“One effect of incarceration is that you’re kind of hidden away from society,” he said recently. “If you’re better able to read and write, I think you’re better able to communicate with the outside world, and better able to stay out of trouble inside.”

Jewler’s day job is at Congress Watch, a Capitol Hill-based division of Public Citizen, a group founded by Ralph Nader. He also volunteers with the Free Minds Book Club and Writing Workshop, which works with juveniles, mostly 16- and 17-year-olds, who have been incarcerated as adults at the D.C. jail.

“We have seen firsthand how books change lives,” said Free Minds Executive Director Tara Libert. “Books are a complement to a mental health strategy.”

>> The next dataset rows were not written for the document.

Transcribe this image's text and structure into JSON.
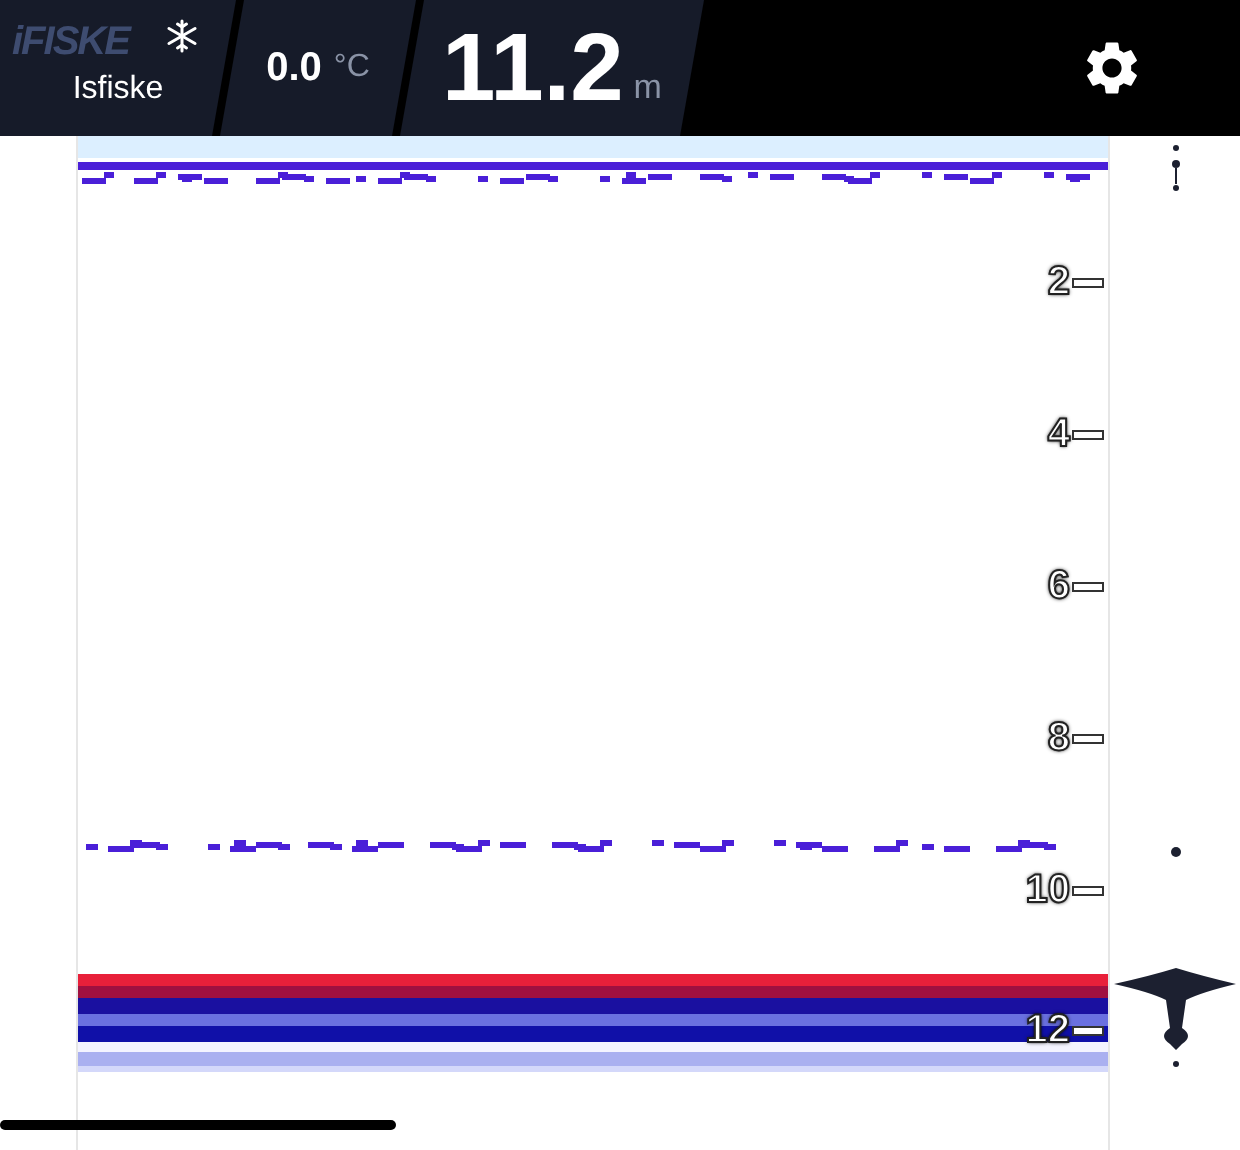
{
  "header": {
    "logo": "iFISKE",
    "mode": "Isfiske",
    "temperature": {
      "value": "0.0",
      "unit": "°C"
    },
    "depth": {
      "value": "11.2",
      "unit": "m"
    }
  },
  "depth_scale": [
    "2",
    "4",
    "6",
    "8",
    "10",
    "12"
  ]
}
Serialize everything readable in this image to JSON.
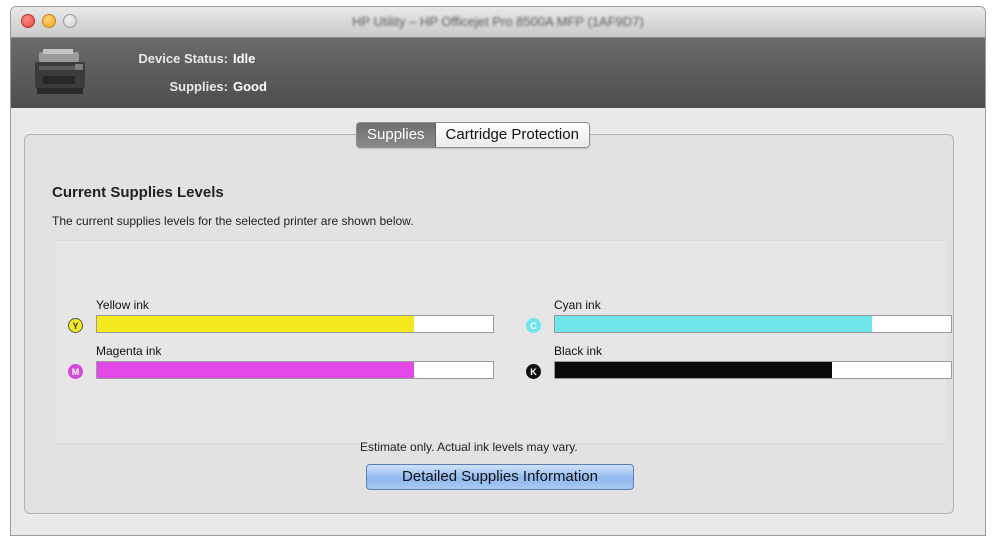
{
  "window": {
    "title": "HP Utility – HP Officejet Pro 8500A MFP (1AF9D7)"
  },
  "header": {
    "device_status_label": "Device Status:",
    "device_status_value": "Idle",
    "supplies_label": "Supplies:",
    "supplies_value": "Good"
  },
  "tabs": [
    {
      "label": "Supplies",
      "active": true
    },
    {
      "label": "Cartridge Protection",
      "active": false
    }
  ],
  "section": {
    "title": "Current Supplies Levels",
    "description": "The current supplies levels for the selected printer are shown below."
  },
  "inks": [
    {
      "label": "Yellow ink",
      "letter": "Y",
      "level": 0.8,
      "color": "#f4e81e",
      "circle_bg": "#f4e81e",
      "circle_fg": "#333333"
    },
    {
      "label": "Cyan ink",
      "letter": "C",
      "level": 0.8,
      "color": "#6ee6ec",
      "circle_bg": "#6ee6ec",
      "circle_fg": "#ffffff"
    },
    {
      "label": "Magenta ink",
      "letter": "M",
      "level": 0.8,
      "color": "#e248e6",
      "circle_bg": "#d44ad8",
      "circle_fg": "#ffffff"
    },
    {
      "label": "Black ink",
      "letter": "K",
      "level": 0.7,
      "color": "#0a0a0a",
      "circle_bg": "#111111",
      "circle_fg": "#ffffff"
    }
  ],
  "estimate_note": "Estimate only. Actual ink levels may vary.",
  "detail_button_label": "Detailed Supplies Information"
}
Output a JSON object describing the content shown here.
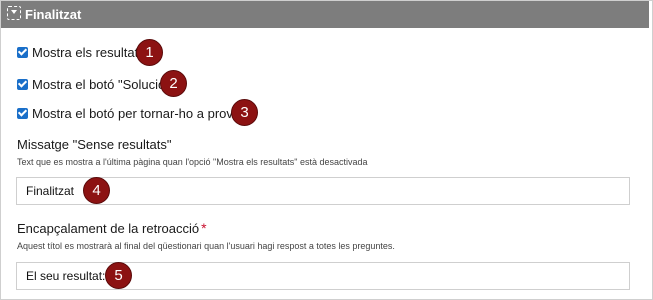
{
  "panel": {
    "title": "Finalitzat",
    "icon": "collapse-icon"
  },
  "options": [
    {
      "label": "Mostra els resultats",
      "checked": true,
      "badge": "1"
    },
    {
      "label": "Mostra el botó \"Solució\"",
      "checked": true,
      "badge": "2"
    },
    {
      "label": "Mostra el botó per tornar-ho a provar",
      "checked": true,
      "badge": "3"
    }
  ],
  "no_results": {
    "label": "Missatge \"Sense resultats\"",
    "help": "Text que es mostra a l'última pàgina quan l'opció \"Mostra els resultats\" està desactivada",
    "value": "Finalitzat",
    "badge": "4"
  },
  "feedback_heading": {
    "label": "Encapçalament de la retroacció",
    "required_mark": "*",
    "help": "Aquest títol es mostrarà al final del qüestionari quan l'usuari hagi respost a totes les preguntes.",
    "value": "El seu resultat:",
    "badge": "5"
  },
  "colors": {
    "header_bg": "#7d7d7d",
    "checkbox": "#1a6fc9",
    "badge_bg": "#8c1212",
    "required": "#c8102e"
  }
}
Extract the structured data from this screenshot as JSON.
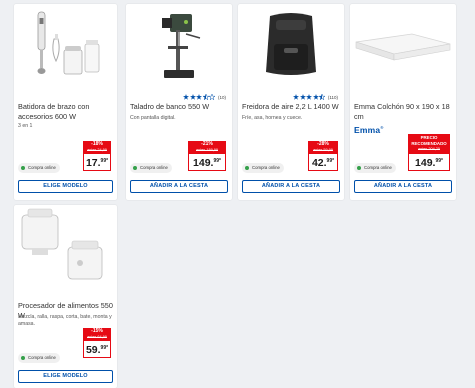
{
  "products": [
    {
      "title": "Batidora de brazo con accesorios 600 W",
      "subtitle": "3 en 1",
      "badge": "Compra online",
      "discount": "-18%",
      "old_price": "antes 24,99",
      "price": "17.",
      "price_decimal": "99",
      "price_suffix": "*",
      "button": "ELIGE MODELO"
    },
    {
      "title": "Taladro de banco 550 W",
      "subtitle": "Con pantalla digital.",
      "rating_stars": 3.5,
      "rating_count": "(10)",
      "badge": "Compra online",
      "discount": "-21%",
      "old_price": "antes 189,99",
      "price": "149.",
      "price_decimal": "99",
      "price_suffix": "*",
      "button": "AÑADIR A LA CESTA"
    },
    {
      "title": "Freidora de aire 2,2 L 1400 W",
      "subtitle": "Fríe, asa, hornea y cuece.",
      "rating_stars": 4.5,
      "rating_count": "(110)",
      "badge": "Compra online",
      "discount": "-28%",
      "old_price": "antes 59,99",
      "price": "42.",
      "price_decimal": "99",
      "price_suffix": "*",
      "button": "AÑADIR A LA CESTA"
    },
    {
      "title": "Emma Colchón 90 x 190 x 18 cm",
      "brand": "Emma",
      "brand_mark": "®",
      "badge": "Compra online",
      "discount": "PRECIO RECOMENDADO",
      "old_price": "antes 204,25",
      "price": "149.",
      "price_decimal": "99",
      "price_suffix": "*",
      "button": "AÑADIR A LA CESTA"
    },
    {
      "title": "Procesador de alimentos 550 W",
      "subtitle": "Mezcla, ralla, raspa, corta, bate, monta y amasa.",
      "badge": "Compra online",
      "discount": "-15%",
      "old_price": "antes 64,99",
      "price": "59.",
      "price_decimal": "99",
      "price_suffix": "*",
      "button": "ELIGE MODELO"
    }
  ],
  "colors": {
    "accent": "#0050aa",
    "sale": "#e60a14",
    "online": "#35a04a"
  }
}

Her group, she noted, does not aid inmates who are over 18. “We want everyone at the jail to have that same benefit.”

Sam Jewler of the D.C. Jail Library Coalition, outside his Capitol Hill office. (Mark Jenkins/For the Washington Post)

As a native Washingtonian, Jewler had long observed that blacks and whites are treated differently by the police, courts and prisons. “I read ‘The New Jim Crow’ a few years ago,” he said, referring to Michelle Alexander’s 2010 book about the high levels of African American imprisonment in the United States. “And I really became convinced that the criminal justice system is a deeply unjust and racist system.”

That perception was underscored for him by a 2013 Washington Lawyers Committee report on racial disparities in local arrests. The paper revealed that more than 80 percent of the people arrested by D.C. police from 2009 through 2011 were African Americans, although they constituted only about 48 percent of the adult population.

Jewler’s response was to found the D.C. Jail Library Coalition and begin interviewing prison librarians and ex-convicts. (Free Minds terms the latter “returning citizens.”)

“Free Minds was saying, ‘We should also be talking about quality of life. There’s no library at the jail, and that’s kind of an egregious thing,’ ” Jewler said. “They see every day the way reading rehabilitates people who are incarcerated.”

Asking to add a library to the jail, he recalled, seemed “a winnable campaign. It’s a very sensible thing that would help a lot of people. It’s low cost, high reward.”

“Looking at how other jail libraries operate, taking bits and pieces from each one, we were able to put together a proposal to the mayor’s office and the Department of Corrections.”

Because of space and security concerns, a library room will not be added to the D.C. jail anytime soon. But the facility will be getting book carts, which are scheduled to be in operation by Oct. 1. The carts will be a collaboration of the Department of Corrections and the D.C. Public Library.

“The good thing about book carts is that you don’t have to transfer inmates from place to place within the facility,” Jewler said. “You can just bring the book cart to them.”

Jewler “and all the activists did a really great job spreading the word. We’re just thrilled that it’s happening,” Libert said.

She also credited the D.C. Public Library’s new executive director, Richard Reyes-Gavilan. “We got really lucky that we have a new D.C. Public Library director who has experience with jail libraries.”

“The most exciting thing,” Libert added, “is that there will be money to purchase books specifically tailored to the interests and needs of the jail population. We have found that to be one of the many keys to our success. In encouraging non-readers to become readers, you have to have a wide range of books that meet their interests and engage them.”

Although most D.C. jail inmates are older than the Free Minds participants, Libert expects they’ll be attracted to the same kind of books: ones “with characters they can relate to, characters that are overcoming obstacles and have gone on an inner journey of transformation.”

The book cart program itself may experience such a journey. “From what I’ve heard from other jail librarians, it’s a constant work in progress,” Jewler said. “Negotiating that relationship between two very different institutions. But I’m excited to see what they have running on Oct. 1.”

Jenkins is a freelance writer.